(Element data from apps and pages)
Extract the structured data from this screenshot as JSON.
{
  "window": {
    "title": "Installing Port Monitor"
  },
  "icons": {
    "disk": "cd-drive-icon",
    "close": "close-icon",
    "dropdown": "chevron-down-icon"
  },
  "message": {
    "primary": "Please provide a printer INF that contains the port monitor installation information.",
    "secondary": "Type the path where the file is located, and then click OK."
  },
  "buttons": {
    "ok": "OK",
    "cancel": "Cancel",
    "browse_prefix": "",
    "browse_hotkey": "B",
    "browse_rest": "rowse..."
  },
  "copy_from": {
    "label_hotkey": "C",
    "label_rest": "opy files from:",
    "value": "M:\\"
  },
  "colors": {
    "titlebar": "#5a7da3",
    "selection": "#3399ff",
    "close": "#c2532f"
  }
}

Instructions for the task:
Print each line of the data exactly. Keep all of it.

Answer for this exercise:
Extract the structured data from this screenshot as JSON.
{
  "window": {
    "title": "Installing Port Monitor"
  },
  "icons": {
    "disk": "cd-drive-icon",
    "close": "close-icon",
    "dropdown": "chevron-down-icon"
  },
  "message": {
    "primary": "Please provide a printer INF that contains the port monitor installation information.",
    "secondary": "Type the path where the file is located, and then click OK."
  },
  "buttons": {
    "ok": "OK",
    "cancel": "Cancel",
    "browse_prefix": "",
    "browse_hotkey": "B",
    "browse_rest": "rowse..."
  },
  "copy_from": {
    "label_hotkey": "C",
    "label_rest": "opy files from:",
    "value": "M:\\"
  },
  "colors": {
    "titlebar": "#5a7da3",
    "selection": "#3399ff",
    "close": "#c2532f"
  }
}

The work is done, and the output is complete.